* _TASK_: Filter the records below for the word "Synthesizer". Keep each line that has it.

* _GIVEN ENTRIES_:

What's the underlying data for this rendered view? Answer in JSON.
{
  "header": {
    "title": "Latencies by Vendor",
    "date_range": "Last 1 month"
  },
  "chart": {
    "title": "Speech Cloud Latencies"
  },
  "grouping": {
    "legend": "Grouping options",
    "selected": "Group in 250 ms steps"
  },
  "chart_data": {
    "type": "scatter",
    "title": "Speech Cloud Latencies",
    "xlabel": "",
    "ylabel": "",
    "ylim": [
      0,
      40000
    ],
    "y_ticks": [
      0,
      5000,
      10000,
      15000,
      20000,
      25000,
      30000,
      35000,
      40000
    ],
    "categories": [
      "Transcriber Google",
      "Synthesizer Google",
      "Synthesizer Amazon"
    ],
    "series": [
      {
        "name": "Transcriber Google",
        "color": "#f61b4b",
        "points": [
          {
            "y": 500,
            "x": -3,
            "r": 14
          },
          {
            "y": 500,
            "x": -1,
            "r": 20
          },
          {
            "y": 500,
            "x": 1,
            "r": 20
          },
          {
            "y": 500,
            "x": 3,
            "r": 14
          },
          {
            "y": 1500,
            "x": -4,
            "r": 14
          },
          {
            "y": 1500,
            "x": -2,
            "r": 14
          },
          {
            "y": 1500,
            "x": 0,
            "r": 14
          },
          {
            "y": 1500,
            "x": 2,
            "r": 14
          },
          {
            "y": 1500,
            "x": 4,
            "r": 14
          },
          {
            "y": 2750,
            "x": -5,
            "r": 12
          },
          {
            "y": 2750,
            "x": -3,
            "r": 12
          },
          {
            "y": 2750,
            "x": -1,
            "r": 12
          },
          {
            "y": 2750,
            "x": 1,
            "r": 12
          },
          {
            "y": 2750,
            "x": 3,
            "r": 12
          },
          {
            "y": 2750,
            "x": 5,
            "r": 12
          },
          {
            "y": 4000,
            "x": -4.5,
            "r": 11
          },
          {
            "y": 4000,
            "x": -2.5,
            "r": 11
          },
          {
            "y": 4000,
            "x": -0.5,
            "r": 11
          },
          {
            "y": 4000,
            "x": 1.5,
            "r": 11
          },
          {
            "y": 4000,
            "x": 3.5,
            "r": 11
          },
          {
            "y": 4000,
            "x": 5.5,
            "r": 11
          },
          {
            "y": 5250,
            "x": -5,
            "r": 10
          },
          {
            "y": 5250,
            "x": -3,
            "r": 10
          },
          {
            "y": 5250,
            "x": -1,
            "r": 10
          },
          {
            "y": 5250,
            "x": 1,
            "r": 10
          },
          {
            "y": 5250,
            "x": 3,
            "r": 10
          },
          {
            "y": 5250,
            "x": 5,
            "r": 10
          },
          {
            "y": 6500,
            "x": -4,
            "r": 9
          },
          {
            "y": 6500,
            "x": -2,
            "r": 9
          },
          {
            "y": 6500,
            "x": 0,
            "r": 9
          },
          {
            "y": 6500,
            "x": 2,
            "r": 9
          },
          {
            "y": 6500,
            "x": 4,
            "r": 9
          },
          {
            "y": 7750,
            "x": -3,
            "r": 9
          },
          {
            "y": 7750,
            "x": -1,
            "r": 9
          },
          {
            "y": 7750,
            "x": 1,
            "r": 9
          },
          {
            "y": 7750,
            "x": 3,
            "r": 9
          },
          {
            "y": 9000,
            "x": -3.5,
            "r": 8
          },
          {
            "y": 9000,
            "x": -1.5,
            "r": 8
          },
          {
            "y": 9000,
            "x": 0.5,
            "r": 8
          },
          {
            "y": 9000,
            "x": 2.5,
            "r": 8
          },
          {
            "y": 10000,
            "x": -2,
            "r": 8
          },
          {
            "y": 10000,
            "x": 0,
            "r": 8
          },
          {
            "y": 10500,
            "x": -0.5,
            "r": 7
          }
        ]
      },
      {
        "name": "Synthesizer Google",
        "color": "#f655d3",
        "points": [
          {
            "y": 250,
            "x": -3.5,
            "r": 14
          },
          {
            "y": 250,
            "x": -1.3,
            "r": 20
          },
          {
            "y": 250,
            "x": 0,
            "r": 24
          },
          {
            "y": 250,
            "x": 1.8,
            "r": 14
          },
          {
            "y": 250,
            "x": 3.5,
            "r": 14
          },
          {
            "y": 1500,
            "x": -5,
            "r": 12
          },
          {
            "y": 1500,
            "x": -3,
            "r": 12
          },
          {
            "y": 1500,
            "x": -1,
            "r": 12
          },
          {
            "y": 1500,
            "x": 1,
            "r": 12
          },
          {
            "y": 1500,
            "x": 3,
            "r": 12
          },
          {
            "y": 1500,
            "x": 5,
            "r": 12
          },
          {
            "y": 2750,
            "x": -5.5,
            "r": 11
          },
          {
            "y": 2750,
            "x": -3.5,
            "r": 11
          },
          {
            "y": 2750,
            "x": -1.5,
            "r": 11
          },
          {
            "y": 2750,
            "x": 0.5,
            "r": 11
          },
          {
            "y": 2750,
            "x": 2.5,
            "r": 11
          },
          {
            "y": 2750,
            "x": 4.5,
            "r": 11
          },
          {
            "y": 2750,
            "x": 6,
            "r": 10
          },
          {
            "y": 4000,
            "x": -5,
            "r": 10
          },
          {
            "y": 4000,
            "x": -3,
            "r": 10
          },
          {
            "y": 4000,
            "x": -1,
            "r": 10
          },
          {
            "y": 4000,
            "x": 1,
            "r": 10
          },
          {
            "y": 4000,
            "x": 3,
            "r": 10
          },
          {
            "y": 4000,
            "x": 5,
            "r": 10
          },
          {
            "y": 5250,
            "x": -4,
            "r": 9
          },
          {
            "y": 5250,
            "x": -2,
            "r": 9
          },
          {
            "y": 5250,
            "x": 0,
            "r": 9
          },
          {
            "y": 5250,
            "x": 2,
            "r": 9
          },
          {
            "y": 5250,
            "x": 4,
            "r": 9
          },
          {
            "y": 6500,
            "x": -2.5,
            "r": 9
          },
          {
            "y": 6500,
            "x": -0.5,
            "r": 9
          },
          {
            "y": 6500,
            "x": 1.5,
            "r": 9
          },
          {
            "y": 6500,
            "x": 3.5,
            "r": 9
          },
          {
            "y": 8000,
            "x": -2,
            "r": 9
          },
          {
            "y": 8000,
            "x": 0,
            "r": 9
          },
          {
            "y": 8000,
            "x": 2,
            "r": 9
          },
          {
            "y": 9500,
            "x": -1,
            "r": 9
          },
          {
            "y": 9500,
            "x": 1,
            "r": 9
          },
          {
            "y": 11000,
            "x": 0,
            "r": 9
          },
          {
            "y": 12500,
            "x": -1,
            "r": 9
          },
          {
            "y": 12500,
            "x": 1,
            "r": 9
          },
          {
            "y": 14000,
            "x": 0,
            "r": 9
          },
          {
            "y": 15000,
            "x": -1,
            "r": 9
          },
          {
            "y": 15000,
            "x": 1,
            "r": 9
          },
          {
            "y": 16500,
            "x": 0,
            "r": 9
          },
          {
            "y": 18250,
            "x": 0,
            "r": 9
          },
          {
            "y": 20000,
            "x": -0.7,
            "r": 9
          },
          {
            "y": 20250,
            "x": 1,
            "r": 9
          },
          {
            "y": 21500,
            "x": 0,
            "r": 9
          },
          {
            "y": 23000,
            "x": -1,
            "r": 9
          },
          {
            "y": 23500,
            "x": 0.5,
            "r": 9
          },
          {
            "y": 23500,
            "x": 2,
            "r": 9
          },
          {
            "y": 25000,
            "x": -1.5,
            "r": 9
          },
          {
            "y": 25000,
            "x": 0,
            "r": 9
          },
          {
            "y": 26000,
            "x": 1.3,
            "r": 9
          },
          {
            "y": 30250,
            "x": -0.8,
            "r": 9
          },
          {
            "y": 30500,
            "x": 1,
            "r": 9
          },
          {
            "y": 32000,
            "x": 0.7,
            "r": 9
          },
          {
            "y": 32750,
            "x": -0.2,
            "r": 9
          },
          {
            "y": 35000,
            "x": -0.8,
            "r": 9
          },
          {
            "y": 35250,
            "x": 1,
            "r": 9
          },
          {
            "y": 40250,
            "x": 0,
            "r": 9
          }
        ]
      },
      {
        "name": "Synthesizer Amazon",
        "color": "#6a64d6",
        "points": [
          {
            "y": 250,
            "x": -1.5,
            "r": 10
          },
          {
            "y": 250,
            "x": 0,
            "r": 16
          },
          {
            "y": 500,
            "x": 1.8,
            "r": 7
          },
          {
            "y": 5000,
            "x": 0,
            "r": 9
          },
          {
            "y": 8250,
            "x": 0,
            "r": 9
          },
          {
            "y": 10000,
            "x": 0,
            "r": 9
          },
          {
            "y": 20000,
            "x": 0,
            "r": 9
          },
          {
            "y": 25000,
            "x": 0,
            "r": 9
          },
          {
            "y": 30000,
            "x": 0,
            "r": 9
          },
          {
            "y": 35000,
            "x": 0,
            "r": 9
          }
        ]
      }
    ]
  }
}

* _EXERCISE ANSWER_:
      "Synthesizer Google",
      "Synthesizer Amazon"
        "name": "Synthesizer Google",
        "name": "Synthesizer Amazon",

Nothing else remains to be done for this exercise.